Talk:Rollout and community building ideas
The new laptops could be distributed by medical doctors as a gift when children receive a particular vaccination shot. Assuming that the medical doctors would be honest about it, this distribution system would ensure that the laptops are picked up by children; a black market situation or hoarding could be avoided.
This idea could fit with the idea to use American Peace Corps Volunteers. Here, it would be the Peace Corps doctors who distribute the laptops.
However, I think local doctors could probably do the job, too.
Next question: How to ensure that the laptops get delivered to doctors?
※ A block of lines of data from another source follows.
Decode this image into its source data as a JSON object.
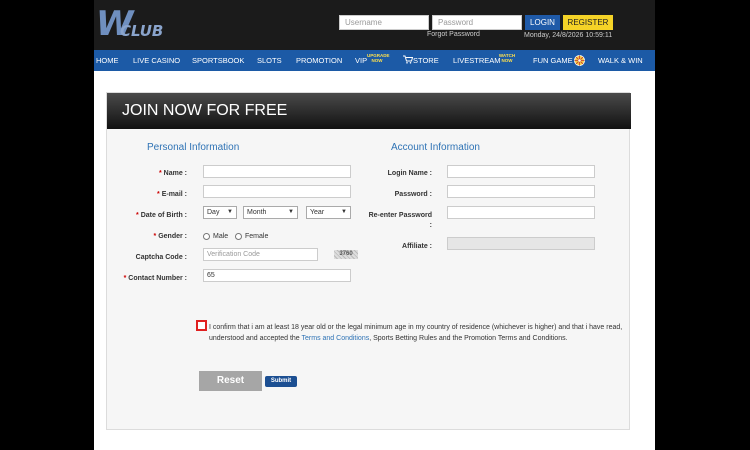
{
  "header": {
    "logo_main": "W",
    "logo_sub": "CLUB",
    "username_placeholder": "Username",
    "password_placeholder": "Password",
    "login_label": "LOGIN",
    "register_label": "REGISTER",
    "forgot_password": "Forgot Password",
    "datetime": "Monday, 24/8/2026 10:59:11",
    "colors": {
      "login": "#1f5aa8",
      "register": "#f5d327"
    }
  },
  "nav": {
    "items": [
      {
        "label": "HOME"
      },
      {
        "label": "LIVE CASINO"
      },
      {
        "label": "SPORTSBOOK"
      },
      {
        "label": "SLOTS"
      },
      {
        "label": "PROMOTION"
      },
      {
        "label": "VIP",
        "badge": "UPGRADE NOW"
      },
      {
        "label": "STORE",
        "icon": "cart-icon"
      },
      {
        "label": "LIVESTREAM",
        "badge": "WATCH NOW"
      },
      {
        "label": "FUN GAME",
        "icon": "wheel-icon"
      },
      {
        "label": "WALK & WIN"
      }
    ],
    "color": "#1c5aa6"
  },
  "form": {
    "title": "JOIN NOW FOR FREE",
    "personal": {
      "heading": "Personal Information",
      "name_label": "Name :",
      "email_label": "E-mail :",
      "dob_label": "Date of Birth :",
      "dob_day": "Day",
      "dob_month": "Month",
      "dob_year": "Year",
      "gender_label": "Gender :",
      "gender_male": "Male",
      "gender_female": "Female",
      "captcha_label": "Captcha Code :",
      "captcha_placeholder": "Verification Code",
      "captcha_image_text": "3760",
      "contact_label": "Contact Number :",
      "contact_value": "65"
    },
    "account": {
      "heading": "Account Information",
      "login_label": "Login Name :",
      "password_label": "Password :",
      "reenter_label": "Re-enter Password",
      "reenter_colon": ":",
      "affiliate_label": "Affiliate :"
    },
    "confirm": {
      "text_before": "I confirm that i am at least 18 year old or the legal minimum age in my country of residence (whichever is higher) and that i have read, understood and accepted the ",
      "link": "Terms and Conditions",
      "text_after": ", Sports Betting Rules and the Promotion Terms and Conditions."
    },
    "reset_label": "Reset",
    "submit_label": "Submit"
  }
}
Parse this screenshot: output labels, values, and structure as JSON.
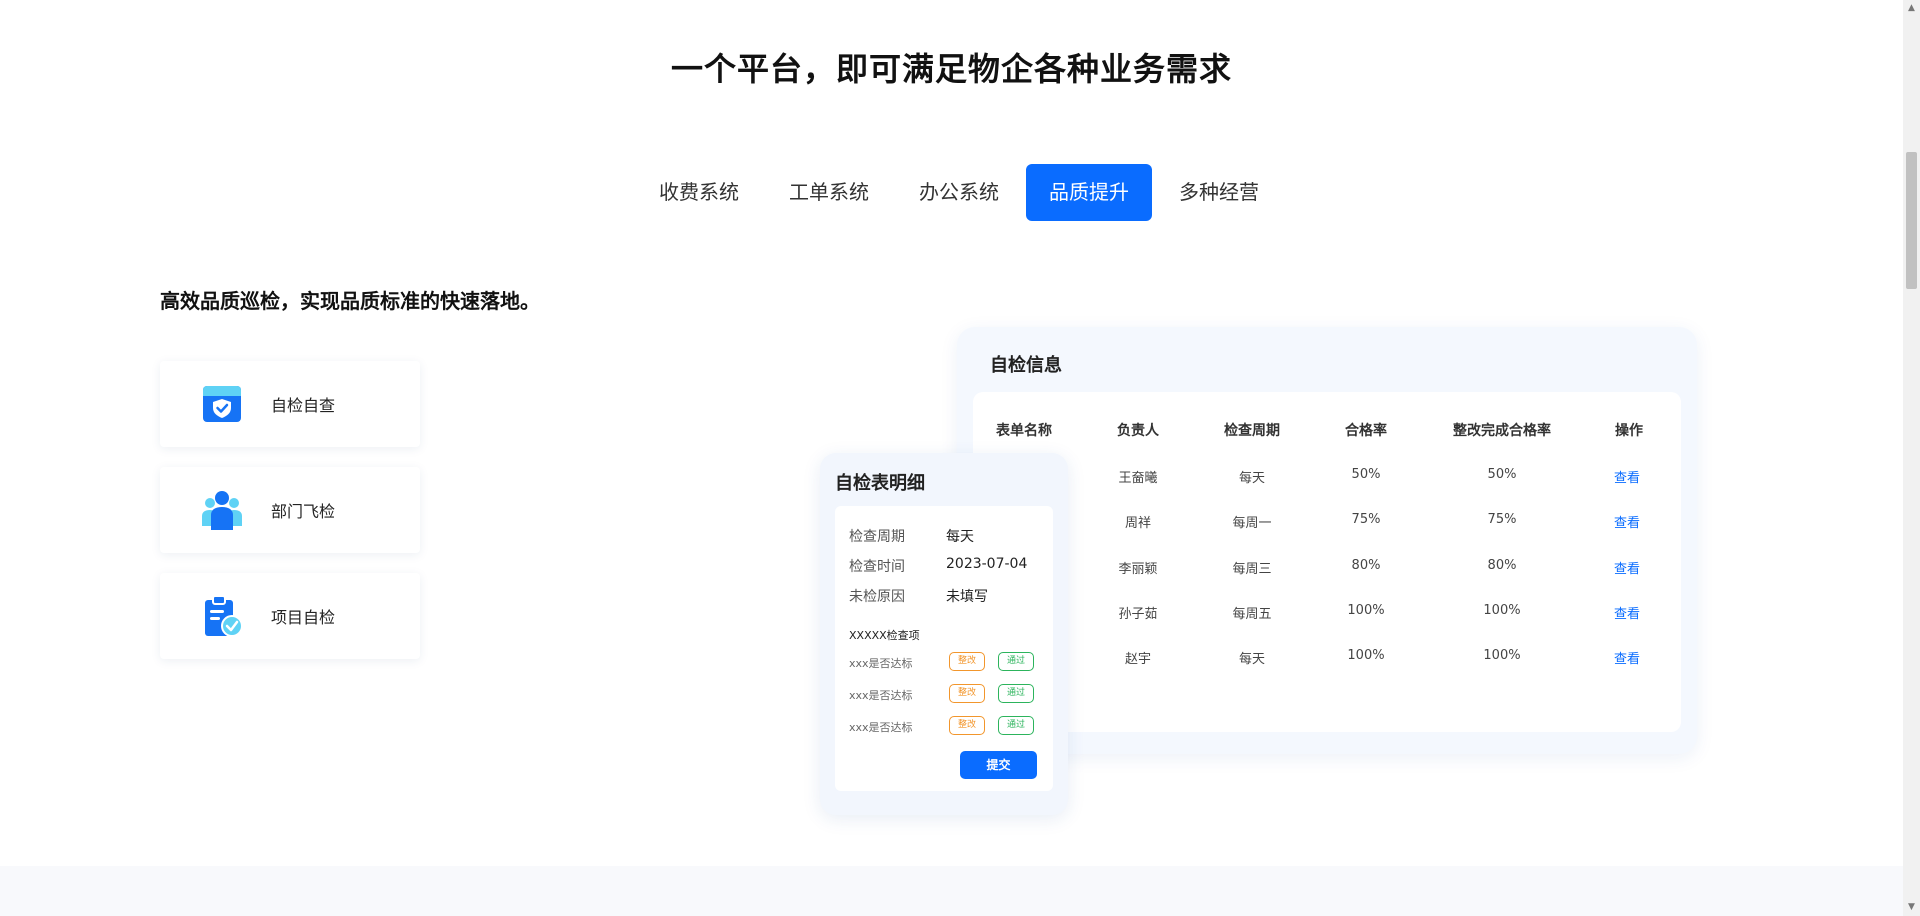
{
  "page_title": "一个平台，即可满足物企各种业务需求",
  "tabs": [
    {
      "label": "收费系统",
      "active": false
    },
    {
      "label": "工单系统",
      "active": false
    },
    {
      "label": "办公系统",
      "active": false
    },
    {
      "label": "品质提升",
      "active": true
    },
    {
      "label": "多种经营",
      "active": false
    }
  ],
  "subtitle": "高效品质巡检，实现品质标准的快速落地。",
  "features": [
    {
      "label": "自检自查",
      "icon": "calendar-shield-icon"
    },
    {
      "label": "部门飞检",
      "icon": "team-icon"
    },
    {
      "label": "项目自检",
      "icon": "clipboard-check-icon"
    }
  ],
  "info_panel": {
    "title": "自检信息",
    "headers": [
      "表单名称",
      "负责人",
      "检查周期",
      "合格率",
      "整改完成合格率",
      "操作"
    ],
    "rows": [
      [
        "王奤曦",
        "每天",
        "50%",
        "50%",
        "查看"
      ],
      [
        "周祥",
        "每周一",
        "75%",
        "75%",
        "查看"
      ],
      [
        "李丽颖",
        "每周三",
        "80%",
        "80%",
        "查看"
      ],
      [
        "孙子茹",
        "每周五",
        "100%",
        "100%",
        "查看"
      ],
      [
        "赵宇",
        "每天",
        "100%",
        "100%",
        "查看"
      ]
    ]
  },
  "detail_card": {
    "title": "自检表明细",
    "fields": [
      {
        "label": "检查周期",
        "value": "每天"
      },
      {
        "label": "检查时间",
        "value": "2023-07-04"
      },
      {
        "label": "未检原因",
        "value": "未填写"
      }
    ],
    "section_label": "XXXXX检查项",
    "items": [
      {
        "label": "xxx是否达标",
        "fix": "整改",
        "pass": "通过"
      },
      {
        "label": "xxx是否达标",
        "fix": "整改",
        "pass": "通过"
      },
      {
        "label": "xxx是否达标",
        "fix": "整改",
        "pass": "通过"
      }
    ],
    "submit": "提交"
  },
  "colors": {
    "accent": "#0a6cff",
    "orange": "#f2962c",
    "green": "#2cb45c"
  }
}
How could the problem be solved of laptops getting stolen immediately upon their arrival at a central distribution center (e.g. airport)? (I've heard and read that AIDS medication sent to one country from another is often stolen along the way and sold on a black market by gangsters or quasi-government groups.)
Johngoranson 21:25, 16 May 2007 (EDT)
I don't think the laptop should be given away for free in loosely arranged setups without any project framework. The result would likely be that it will be either not used or immediately sold. In no circumstances it should be given out for free. A small fee should always be collected. This will result in better allocation. Schools, NGOs and other social organisations can purchase it subsidised and use/distribute it according to the social structure and customs in their community. In fact most part of the distribution should be done locally - no western NGO/Charity or whatsoever should give it directly to the children. This is the kind of western help which manifests the structural dependency of developing societies. Joachimrang 15:51, 8 June 2007 (EDT)
I strongly discourage any attempt to limit misuse by technical means. Why should not the father/mother or other relatives use the laptop of their child to learn something as well? How this laptop will be used is anyway out of the control of the OLPC project and not all "misuses" can be classified as bad misuses. There might be positive external effects for parents who use this laptop as well. I understand the desire to prevent corruption and or commercial activities with this laptop - however from a sociological perspective any kind of build-in-mechanism to control the use of the device will be a patronising approach to developing societies who should ultimately define for themselves how they will use this piece of technology (not to mention that it will be cracked and not 100% relialbe). The emphasize should be on clever design and distribution through reliable channels but not on technical barriers how to use the laptop. Joachimrang 15:51, 8 June 2007 (EDT)